(This is the first of a planned irregular series of interviews with Canadian physicians who are regular users of social media)
Almost four years ago, Dr. Ali Jalali (@ARJalali) uploaded a video for the Royal College of Physicians and Surgeons of Canada dealing with the value of social media for physicians and how to get started. With more than 2,600 viewings it has hardly gone viral but in many ways it set out the rationale and standards for the professional use of social media by Canadian doctors.
Since making that video, Dr. Jalali has arguably become the leading Canadian academic physician when it comes to professional use of social media by physicians and has published several papers and studies with a special focus on the impact of social media on medical education and its use by medical students and residents.
I recently visited Dr. Jalali in his office at the University of Ottawa where he serves as director of the division of functional and clinical anatomy and we discussed the evolution in the use of social media by Canadian physicians over the past four years.
Despite the fact that use of social media remains static with only 5%-10% of Canadian physicians using channels such as Twitter for professional purposes, Dr. Jalali believes social media has become much better accepted within the profession.

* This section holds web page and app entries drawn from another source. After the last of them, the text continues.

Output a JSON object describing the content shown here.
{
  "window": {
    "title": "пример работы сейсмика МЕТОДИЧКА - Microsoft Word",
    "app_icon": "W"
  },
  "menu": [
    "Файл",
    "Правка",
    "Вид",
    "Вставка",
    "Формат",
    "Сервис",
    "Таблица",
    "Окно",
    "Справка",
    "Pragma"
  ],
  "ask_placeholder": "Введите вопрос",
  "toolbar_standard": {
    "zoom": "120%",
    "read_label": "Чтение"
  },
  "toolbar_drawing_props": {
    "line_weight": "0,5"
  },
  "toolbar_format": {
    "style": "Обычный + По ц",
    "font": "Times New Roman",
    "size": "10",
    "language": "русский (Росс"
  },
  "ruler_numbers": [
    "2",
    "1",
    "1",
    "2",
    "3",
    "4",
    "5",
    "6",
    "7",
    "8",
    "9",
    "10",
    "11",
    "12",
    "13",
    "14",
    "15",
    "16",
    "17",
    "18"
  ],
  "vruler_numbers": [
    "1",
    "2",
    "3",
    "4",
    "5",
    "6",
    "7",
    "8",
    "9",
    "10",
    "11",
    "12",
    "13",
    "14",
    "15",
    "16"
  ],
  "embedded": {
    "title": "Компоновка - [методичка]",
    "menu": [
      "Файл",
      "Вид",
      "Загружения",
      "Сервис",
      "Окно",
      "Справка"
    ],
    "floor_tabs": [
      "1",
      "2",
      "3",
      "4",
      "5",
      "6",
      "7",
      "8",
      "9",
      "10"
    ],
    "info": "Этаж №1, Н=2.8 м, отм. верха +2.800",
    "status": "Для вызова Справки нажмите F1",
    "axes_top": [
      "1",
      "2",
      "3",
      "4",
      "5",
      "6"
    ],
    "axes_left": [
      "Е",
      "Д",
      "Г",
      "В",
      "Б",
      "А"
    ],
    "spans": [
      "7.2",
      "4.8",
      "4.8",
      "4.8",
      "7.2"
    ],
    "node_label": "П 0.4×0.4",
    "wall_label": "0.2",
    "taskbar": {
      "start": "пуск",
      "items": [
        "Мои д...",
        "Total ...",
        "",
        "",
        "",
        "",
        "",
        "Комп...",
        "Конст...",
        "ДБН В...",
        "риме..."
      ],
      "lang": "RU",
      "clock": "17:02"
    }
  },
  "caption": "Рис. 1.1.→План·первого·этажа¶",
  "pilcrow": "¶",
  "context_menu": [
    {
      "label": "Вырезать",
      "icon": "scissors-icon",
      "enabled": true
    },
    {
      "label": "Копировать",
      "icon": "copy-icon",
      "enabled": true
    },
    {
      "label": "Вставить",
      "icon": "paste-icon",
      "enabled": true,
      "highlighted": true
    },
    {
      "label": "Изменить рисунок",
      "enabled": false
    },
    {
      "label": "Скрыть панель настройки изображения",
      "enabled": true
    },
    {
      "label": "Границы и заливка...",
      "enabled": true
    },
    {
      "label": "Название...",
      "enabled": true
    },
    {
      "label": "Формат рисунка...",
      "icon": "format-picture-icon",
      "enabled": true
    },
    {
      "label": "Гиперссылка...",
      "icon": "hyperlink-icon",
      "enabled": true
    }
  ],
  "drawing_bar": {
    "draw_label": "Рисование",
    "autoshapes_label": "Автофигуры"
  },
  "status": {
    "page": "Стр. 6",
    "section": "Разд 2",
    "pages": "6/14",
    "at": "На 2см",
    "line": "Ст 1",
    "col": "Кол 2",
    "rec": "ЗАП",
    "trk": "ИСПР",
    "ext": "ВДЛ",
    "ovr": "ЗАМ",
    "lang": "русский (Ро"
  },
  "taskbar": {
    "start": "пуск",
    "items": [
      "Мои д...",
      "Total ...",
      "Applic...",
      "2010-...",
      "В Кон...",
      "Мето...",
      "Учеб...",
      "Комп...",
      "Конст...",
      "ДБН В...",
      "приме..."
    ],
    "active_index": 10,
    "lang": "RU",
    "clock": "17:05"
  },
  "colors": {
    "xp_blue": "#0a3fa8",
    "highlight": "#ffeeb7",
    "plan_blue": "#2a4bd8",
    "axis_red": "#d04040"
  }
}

“I don’t think the idea was to get more and more doctors on social media,” he said, “but rather to make them more aware of what social media is.” With more patients using social media and posting queries for physicians, he said, it was important to make physicians aware of how to deal with these interactions.
“We managed to open the discussion,” he said.
As a turning point in Canada, Dr. Jalali points to a 2014 publication by the Canadian Medical Protective Association (CMPA) – the organization that provides malpractice support for physicians – which acknowledged the reality of social media in medical practice.
“Whether doctors choose to engage in social media or not, they cannot ignore the implications,” CMPA CEO Dr. Hartley Stern wrote at that time.
Dr. Jalali said this was a huge change from the earlier stance of CMPA as being totally opposed to physicians having anything to do with social media.
“That gave a huge boost to our work in promoting the use of social media by physicians. It’s not as exclusive as it was.”
Dr. Jalali also talked about how pervasive social media has become in medical education and medical conferences with every conference now having a specific hashtag and making conscious efforts to have delegates engage in social media.
Despite some anachronistic attempts by the organizers of some medical conferences to still prevent people live tweeting, Dr. Jalali said an intelligent social media presence is now a reality in medical education and this has immensely benefited those unable to attend major conferences in person.
“In medical education, it has now become part of the conference.”
Dr. Jalali said he continues to advocate professional behavior by physician delegates at these meetings. “If someone had the conference says don’t tweet my stuff, you shouldn’t tweet their stuff. It’s as simple as that.”
Dr. Jalali also pointed to the incredibly active social media debate and discussion around the Ontario Medical Association and its interactions with the provincial government as well as its own internal politics as another indicator of the growth in influence of social media.
“The younger generation is saying I can use this tool to my advantage.”
Despite this growth, he said it remains uncertain whether social media has actually done anything to improve health outcomes or the health status of the public as a whole.
For his own part, Dr. Jalali took a conscious break from social media earlier this year when he took paternity leave. He said this was a very positive move which made him realize how important it is for the purpose of wellness and personal relationships to maintain a balanced approach to social media use.
“It definitely was a good thing to do.”
He has now returned to use of Twitter and other social media tools but acknowledged he is not as active as it was.
Dr. Jalali says in talking to students and residents about social media now in addition to discussing professional use, he also talks about wellness and how to manage time properly by not letting social media dominate one’s life.
“FOMO – the Fear of Missing Out – is real,” he said, and must be consciously addressed.
(Picture by @pathologistmag – Dr. Jalali delivering closing plenary at #CAPACP2017)